January 23, 2017

New Weather Satellite Sends First Images of Earth

The release of the first images today from NOAA’s newest satellite, GOES-16, is the latest step in a new age of weather satellites. This composite color full-disk visible image is from 1:07 p.m. EDT on January 15, 2017, and was created using several of the 16 spectral channels available on the GOES-16 Advanced Baseline Imager (ABI) instrument. The image shows North and South America and the surrounding oceans. GOES-16 observes Earth from an equatorial view approximately 22,300 miles high, creating full disk images like these, extending from the coast of West Africa, to Guam, and everything in between.

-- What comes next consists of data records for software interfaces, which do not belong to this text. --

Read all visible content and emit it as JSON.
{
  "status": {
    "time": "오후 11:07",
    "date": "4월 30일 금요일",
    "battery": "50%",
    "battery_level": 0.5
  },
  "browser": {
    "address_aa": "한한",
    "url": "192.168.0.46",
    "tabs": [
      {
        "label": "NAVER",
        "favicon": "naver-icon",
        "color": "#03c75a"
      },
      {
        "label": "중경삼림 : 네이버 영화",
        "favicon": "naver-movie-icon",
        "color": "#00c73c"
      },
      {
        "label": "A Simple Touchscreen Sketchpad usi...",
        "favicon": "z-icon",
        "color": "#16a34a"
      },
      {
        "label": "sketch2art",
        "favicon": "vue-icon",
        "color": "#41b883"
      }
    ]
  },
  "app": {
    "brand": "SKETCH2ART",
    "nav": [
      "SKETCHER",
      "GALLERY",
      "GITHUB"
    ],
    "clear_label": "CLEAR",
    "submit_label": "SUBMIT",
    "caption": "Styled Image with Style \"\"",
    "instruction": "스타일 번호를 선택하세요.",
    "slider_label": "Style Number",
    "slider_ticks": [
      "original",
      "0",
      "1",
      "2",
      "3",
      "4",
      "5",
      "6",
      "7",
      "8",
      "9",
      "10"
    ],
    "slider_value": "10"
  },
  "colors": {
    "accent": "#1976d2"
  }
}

GOES-16, formerly known as GOES-R, is the first spacecraft in a new series of NASA-built advanced geostationary weather satellites. NASA successfully launched the satellite at 6:42 p.m. EST on November 19, 2016, from Cape Canaveral Air Force Station in Florida. NOAA manages the GOES-R Series Program through an integrated NOAA-NASA office. NASA’s Goddard Space Flight Center in Greenbelt, Maryland, oversees the acquisition of the GOES-R series spacecraft and instruments.

Image Credit: NOAA/NASA
Explanation from: https://www.nasa.gov/image-feature/new-weather-satellite-sends-first-images-of-earth


  1. Too kool ;-). Weather is so connected to human nature. Soon they should have this new 'goes sat' in full operation.

  2. It sure is pretty, isn't it? It like the recent storms cleaned up the earth, I don't know if that is possible, it might just be a brilliant picture from our new satellite.

  3. https://earthengine.google.com/timelapse/#v=26.76266,-83.10442,5.488,latLng&t=2.84